Despite fielding all four of the Coutinho, Firmino, Salah and Mane quartet, we struck the image of a team who had other things on its mind.
A team who fancied being somewhere else. A team who wasn’t too issued that thousands of fans had come away from warm homes, to sit in the cold, in the name of footballing entertainment.
By the time the drive to win kicked in, the evening had run away from us.
The overall vibe they omitted of ‘we can’t be arsed with this tonight’ was added to by dashes of a lack of luck and some unashamed time-wasting from our opponents, plus a big serving of pedantic refereeing.
Throw on top of that Dominic Solanke’s disallowed goal, which rightly or wrongly was going to be given by the linesman, and it all made for an evening of rich annoyance.
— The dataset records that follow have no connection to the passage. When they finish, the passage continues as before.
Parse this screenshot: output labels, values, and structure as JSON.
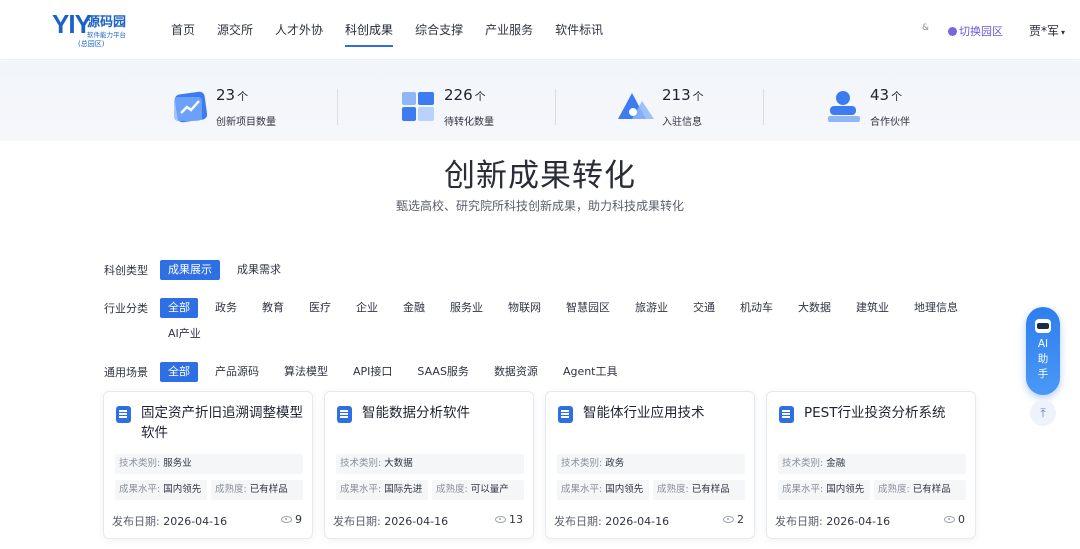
{
  "logo": {
    "mark": "YIY",
    "name": "源码园",
    "subtitle": "软件能力平台",
    "park": "(总园区)"
  },
  "nav": {
    "items": [
      {
        "label": "首页"
      },
      {
        "label": "源交所"
      },
      {
        "label": "人才外协"
      },
      {
        "label": "科创成果",
        "active": true
      },
      {
        "label": "综合支撑"
      },
      {
        "label": "产业服务"
      },
      {
        "label": "软件标讯"
      }
    ]
  },
  "header_right": {
    "lang": "&",
    "switch_label": "切换园区",
    "user_name": "贾*军",
    "caret": "▾"
  },
  "stats": [
    {
      "value": "23",
      "unit": "个",
      "label": "创新项目数量",
      "icon": "chart-growth-icon"
    },
    {
      "value": "226",
      "unit": "个",
      "label": "待转化数量",
      "icon": "blocks-icon"
    },
    {
      "value": "213",
      "unit": "个",
      "label": "入驻信息",
      "icon": "triangle-shapes-icon"
    },
    {
      "value": "43",
      "unit": "个",
      "label": "合作伙伴",
      "icon": "partner-person-icon"
    }
  ],
  "hero": {
    "title": "创新成果转化",
    "subtitle": "甄选高校、研究院所科技创新成果，助力科技成果转化"
  },
  "filters": {
    "type": {
      "label": "科创类型",
      "options": [
        "成果展示",
        "成果需求"
      ],
      "selected": 0
    },
    "industry": {
      "label": "行业分类",
      "options": [
        "全部",
        "政务",
        "教育",
        "医疗",
        "企业",
        "金融",
        "服务业",
        "物联网",
        "智慧园区",
        "旅游业",
        "交通",
        "机动车",
        "大数据",
        "建筑业",
        "地理信息",
        "AI产业"
      ],
      "selected": 0
    },
    "scene": {
      "label": "通用场景",
      "options": [
        "全部",
        "产品源码",
        "算法模型",
        "API接口",
        "SAAS服务",
        "数据资源",
        "Agent工具"
      ],
      "selected": 0
    }
  },
  "cards": [
    {
      "title": "固定资产折旧追溯调整模型软件",
      "tech_key": "技术类别:",
      "tech": "服务业",
      "level_key": "成果水平:",
      "level": "国内领先",
      "maturity_key": "成熟度:",
      "maturity": "已有样品",
      "date_key": "发布日期:",
      "date": "2026-04-16",
      "views": "9"
    },
    {
      "title": "智能数据分析软件",
      "tech_key": "技术类别:",
      "tech": "大数据",
      "level_key": "成果水平:",
      "level": "国际先进",
      "maturity_key": "成熟度:",
      "maturity": "可以量产",
      "date_key": "发布日期:",
      "date": "2026-04-16",
      "views": "13"
    },
    {
      "title": "智能体行业应用技术",
      "tech_key": "技术类别:",
      "tech": "政务",
      "level_key": "成果水平:",
      "level": "国内领先",
      "maturity_key": "成熟度:",
      "maturity": "已有样品",
      "date_key": "发布日期:",
      "date": "2026-04-16",
      "views": "2"
    },
    {
      "title": "PEST行业投资分析系统",
      "tech_key": "技术类别:",
      "tech": "金融",
      "level_key": "成果水平:",
      "level": "国内领先",
      "maturity_key": "成熟度:",
      "maturity": "已有样品",
      "date_key": "发布日期:",
      "date": "2026-04-16",
      "views": "0"
    }
  ],
  "ai_widget": {
    "line1": "AI",
    "line2": "助",
    "line3": "手",
    "top_arrow": "⤒"
  },
  "colors": {
    "accent": "#2f6fe4",
    "brand": "#1a62c8",
    "switch": "#6e56d8"
  }
}
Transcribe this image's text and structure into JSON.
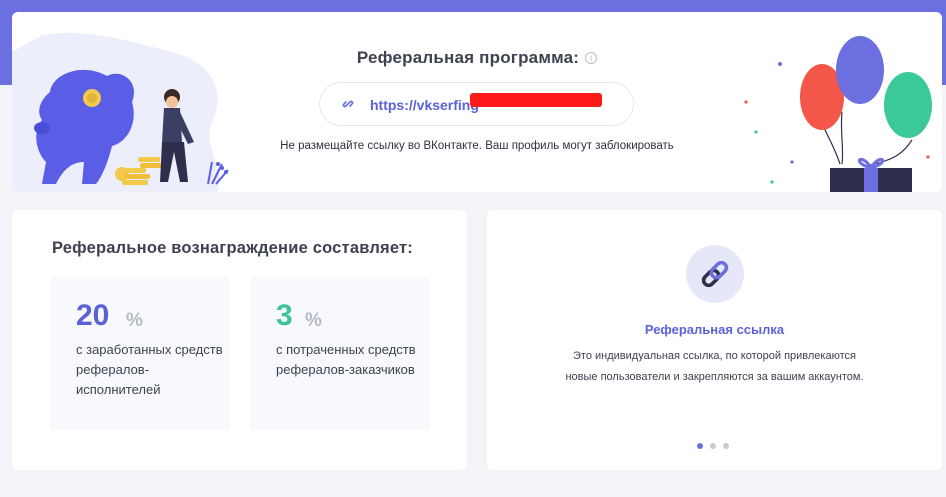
{
  "hero": {
    "title": "Реферальная программа:",
    "info_glyph": "i",
    "link": "https://vkserfing",
    "warning": "Не размещайте ссылку во ВКонтакте. Ваш профиль могут заблокировать"
  },
  "reward": {
    "title": "Реферальное вознаграждение составляет:",
    "rates": [
      {
        "value": "20",
        "unit": "%",
        "description": "с заработанных средств рефералов-исполнителей",
        "color": "#5d61d8"
      },
      {
        "value": "3",
        "unit": "%",
        "description": "с потраченных средств рефералов-заказчиков",
        "color": "#3cc39a"
      }
    ]
  },
  "referral": {
    "title": "Реферальная ссылка",
    "description": "Это индивидуальная ссылка, по которой привлекаются новые пользователи и закрепляются за вашим аккаунтом.",
    "icon": "link-icon",
    "slides_active": 1
  },
  "colors": {
    "accent": "#6b6fe0",
    "link": "#5d61d8",
    "green": "#3cc39a",
    "balloon_red": "#f2574a",
    "balloon_purple": "#6b6fe0",
    "balloon_green": "#3cc99a"
  }
}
Lots of balls in a chamber, suspended thanks to a criss-cross of plastic sticks which are sharp enough to take your eye out. Remove the sticks one-by-one without the balls dropping through.
Wholly representative of trying to get the ball past West Brom’s blanket defence and midfield.
Aside from a clever move that Roberto Firmino got on the end of, which would have been one of the goals of the season had he managed to convert it, we created nowhere near enough convincing efforts at goal.
Right hand green; left foot blue. Right foot yellow; left hand red.
All fall down, and reach for the first-aid kit.
Loris Karius playing came as a surprise. The mat had clearly slipped on the polished dressing-room floor during the pre-match Twister session between the two ‘keepers.
There are more Twister injuries over the Christmas period than all other games combined.
Place an increasing number of items on a plastic donkey until the weight differential shifts and the rear end of the mule kicks up, scattering said items everywhere and emotionally scarring sensitive children for life.
An analogy for squad rotation perhaps?
Put an increasing number of items out on to the pitch with each passing week, and cohesion starts to creak a little?
The rear end of the season kicks up, scattering hopes of success everywhere, and emotionally scarring sensitive supporters for life.
A peculiar character with an enlarged nose requires an extensive operational procedure. He is beset with issues of static, and buzzes incessantly if your surgical skills aren’t steady enough.
In testing times, a steady hand is required.
Jurgen Klopp needs to move swiftly but precisely to get his team up and running again.
Some people suggest that we have a squad which still needs some serious reconstructing. They feel it needs to go back to the operating table, and the January transfer window is opening soon.
We’ve reached a point where the midfield seems more problematic than the defence.
A central defender of immense purpose is undeniably required, yet I know, from my point of view, I’ve felt considerably less nervous about our defence of late.
It’s a concept which has crept up on me, with the silence and style of a seasoned ninja.
Against West Brom, we faced a few corners when my shoulders didn’t automatically seize up. No signs of hyperventilating either.
The midfield is another matter however.
The ‘should I stay, or should I go?’ stasis in which Emre Can is suspended does him no on-pitch favours.
While Georginio Wijnaldum can ‘get away’ with blending into the wallpaper when we’re playing with freedom and scoring large quantities of goals, but will be accused of being anonymous on nights like the one against West Brom.
Adam Lallana is in danger of becoming the new Nick Barmby.
Yes, Naby Keita is to come, but it will take more than that to settle the current midfield swirl at Anfield.
Last season, these games offered some of the best and worst examples of our positive and negative extremes.
A couple of pedestrian and uneventful 2-0 wins will do nicely please.
As if. I’m off to dig out the Subbuteo.